  4. Forgive and forget. Learn to forgive those who have caused you pain and suffering. This doesn’t mean you have to contact them and make a big deal over it, this is meant to give yourself inner peace by releasing emotional pain.
  5. Exercise. Engaging in exercise increases your endorphins. Your angry mood can change to a happy one if you get involved in exercises that you enjoy doing.
  6. Listen to soothing music. This helps calm your soul. Take 20 minutes to relax and listen to music while you take some deep breaths.

If you find these tips do not work and you are having trouble controlling your anger, please talk to your nurse or doctor about other ways to deal with anger.

25 Ways to Reduce Everyday Stress


  • Get up 15 minutes earlier
  • Keep things in perspective and accept what you cannot change (the other line always moves faster, etc.)
  • Learn to say NO to extra activities
  • Join a parent support group
  • Spend time with friends—have a potluck supper to make it easier on yourself
  • Set realistic goals
  • Prioritize tasks, putting your energy into things that bring the most benefit
  • Simplify meal times by making out your shopping list with easy meals in mind, and cooking enough one day for leftovers the following day
  • Ask friends or family for help with errands, cleaning or child care
  • Eat well-balanced meals and drink plenty of water every day
  • Get enough sleep
  • Exercise because regular exercise relieves stress, lowers the risk of depression and anxiety, boosts your immune system, increases energy, and sets a good example for your children
  • Attend worship services, if religious
  • Break big jobs into sections and focus on one section at a time
  • Combine activities when possible. For example, walk the dog with the children and talk to them about their day while you walk
  • Chose a hairstyle that is easy to maintain and clothes that don’t need special care
  • Have a desk, table or other place where all bills and important papers can be organized and addressed at a regular time
  • Follow a set schedule.
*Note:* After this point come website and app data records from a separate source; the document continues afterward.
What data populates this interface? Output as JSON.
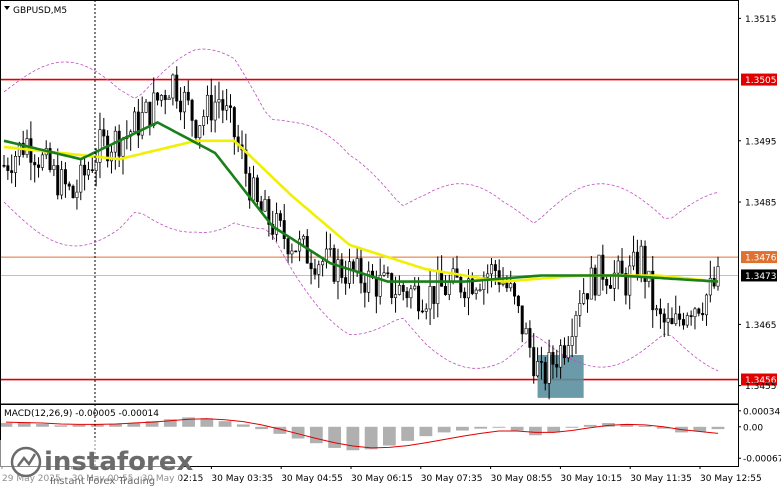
{
  "chart_data": [
    {
      "type": "candlestick",
      "title": "GBPUSD,M5",
      "ylim": [
        1.3452,
        1.3518
      ],
      "y_ticks": [
        "1.3515",
        "1.3505",
        "1.3495",
        "1.3485",
        "1.3476",
        "1.3473",
        "1.3465",
        "1.3456",
        "1.3455"
      ],
      "x_labels": [
        "29 May 2025",
        "30 May 00:55",
        "30 May 02:15",
        "30 May 03:35",
        "30 May 04:55",
        "30 May 06:15",
        "30 May 07:35",
        "30 May 08:55",
        "30 May 10:15",
        "30 May 11:35",
        "30 May 12:55"
      ],
      "levels": [
        {
          "label": "1.3505",
          "value": 1.3505,
          "color": "#e00000"
        },
        {
          "label": "1.3476",
          "value": 1.3476,
          "color": "#e07030"
        },
        {
          "label": "1.3456",
          "value": 1.3456,
          "color": "#e00000"
        }
      ],
      "current_price": {
        "label": "1.3473",
        "value": 1.3473
      },
      "candle_close_path": [
        [
          0,
          1.3491
        ],
        [
          6,
          1.3495
        ],
        [
          12,
          1.349
        ],
        [
          18,
          1.3486
        ],
        [
          25,
          1.3494
        ],
        [
          32,
          1.3496
        ],
        [
          38,
          1.35
        ],
        [
          44,
          1.3505
        ],
        [
          50,
          1.3498
        ],
        [
          56,
          1.3502
        ],
        [
          60,
          1.3496
        ],
        [
          66,
          1.3484
        ],
        [
          72,
          1.348
        ],
        [
          78,
          1.3477
        ],
        [
          84,
          1.3475
        ],
        [
          92,
          1.3473
        ],
        [
          100,
          1.3471
        ],
        [
          110,
          1.347
        ],
        [
          120,
          1.3472
        ],
        [
          128,
          1.3474
        ],
        [
          132,
          1.347
        ],
        [
          136,
          1.3463
        ],
        [
          140,
          1.3456
        ],
        [
          146,
          1.3462
        ],
        [
          150,
          1.347
        ],
        [
          156,
          1.3474
        ],
        [
          162,
          1.3472
        ],
        [
          166,
          1.3476
        ],
        [
          170,
          1.3466
        ],
        [
          174,
          1.3464
        ],
        [
          178,
          1.3468
        ],
        [
          182,
          1.3469
        ],
        [
          186,
          1.3472
        ]
      ],
      "ma_green": {
        "color": "#1a7f1a",
        "values": [
          [
            0,
            1.3495
          ],
          [
            20,
            1.3492
          ],
          [
            40,
            1.3498
          ],
          [
            55,
            1.3493
          ],
          [
            70,
            1.3481
          ],
          [
            85,
            1.3475
          ],
          [
            100,
            1.3472
          ],
          [
            120,
            1.3472
          ],
          [
            140,
            1.3473
          ],
          [
            160,
            1.3473
          ],
          [
            186,
            1.3472
          ]
        ]
      },
      "ma_yellow": {
        "color": "#f0f000",
        "values": [
          [
            0,
            1.3494
          ],
          [
            30,
            1.3492
          ],
          [
            50,
            1.3495
          ],
          [
            60,
            1.3495
          ],
          [
            75,
            1.3486
          ],
          [
            90,
            1.3478
          ],
          [
            110,
            1.3474
          ],
          [
            130,
            1.3472
          ],
          [
            150,
            1.3473
          ],
          [
            170,
            1.3473
          ],
          [
            186,
            1.3472
          ]
        ]
      },
      "bands_color": "#c050c0",
      "highlight_box": {
        "x_from": 139,
        "x_to": 151,
        "y_from": 1.3453,
        "y_to": 1.346,
        "color": "#5b8f9e"
      }
    },
    {
      "type": "histogram",
      "title": "MACD(12,26,9) -0.00005 -0.00014",
      "ylim": [
        -0.00075,
        0.0004
      ],
      "y_ticks": [
        "0.00034",
        "0.00",
        "-0.00067"
      ],
      "signal_color": "#e00000",
      "histogram": [
        8e-05,
        0.0001,
        6e-05,
        3e-05,
        4e-05,
        5e-05,
        6e-05,
        8e-05,
        0.00012,
        0.00016,
        0.0002,
        0.00018,
        0.00012,
        5e-05,
        -5e-05,
        -0.00015,
        -0.00025,
        -0.00035,
        -0.00045,
        -0.0005,
        -0.00048,
        -0.0004,
        -0.0003,
        -0.0002,
        -0.00012,
        -8e-05,
        -4e-05,
        -2e-05,
        -8e-05,
        -0.00018,
        -0.00012,
        -2e-05,
        4e-05,
        8e-05,
        6e-05,
        2e-05,
        -4e-05,
        -0.00012,
        -0.0001,
        -5e-05
      ],
      "signal": [
        0.0001,
        9e-05,
        8e-05,
        6e-05,
        5e-05,
        5e-05,
        6e-05,
        8e-05,
        0.0001,
        0.00013,
        0.00016,
        0.00017,
        0.00015,
        0.00011,
        4e-05,
        -5e-05,
        -0.00015,
        -0.00025,
        -0.00034,
        -0.00041,
        -0.00045,
        -0.00044,
        -0.0004,
        -0.00034,
        -0.00027,
        -0.0002,
        -0.00014,
        -9e-05,
        -9e-05,
        -0.00012,
        -0.00012,
        -8e-05,
        -2e-05,
        3e-05,
        5e-05,
        4e-05,
        0.0,
        -6e-05,
        -0.0001,
        -0.00014
      ]
    }
  ],
  "watermark": {
    "brand": "instaforex",
    "tagline": "Instant Forex Trading"
  },
  "icons": {
    "dropdown": "triangle-down-icon"
  }
}
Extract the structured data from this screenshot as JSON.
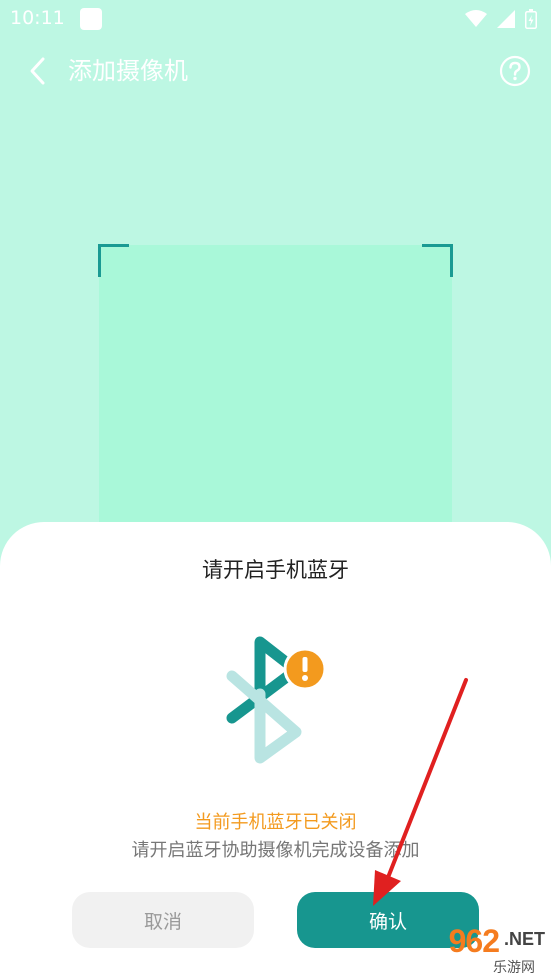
{
  "status_bar": {
    "time": "10:11"
  },
  "header": {
    "title": "添加摄像机",
    "back_icon": "chevron-left-icon",
    "help_icon": "help-circle-icon"
  },
  "dialog": {
    "title": "请开启手机蓝牙",
    "icon": "bluetooth-warning-icon",
    "warning": "当前手机蓝牙已关闭",
    "description": "请开启蓝牙协助摄像机完成设备添加",
    "cancel_label": "取消",
    "confirm_label": "确认"
  },
  "watermark": {
    "brand": "962",
    "suffix": ".NET",
    "subtitle": "乐游网"
  },
  "colors": {
    "background": "#bdf7e3",
    "accent": "#17968f",
    "warning": "#f39a1e",
    "annotation_arrow": "#e02020"
  }
}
When children know what to expect, mealtimes, bedtimes, chores and homework are less stressful for the whole family
  • Keep a small calendar with you at all times to keep up with appointments
  • Make duplicate keys for home and car
  • Remember, your children need your unconditional love


  • Self-medicate
  • Try to be perfect
  • Try to “fix” other people
  • Feel guilty for asking for help

When your children grow up, they will not remember the perfectly clean house or elaborate meals, but the time spent together sharing love and laughter.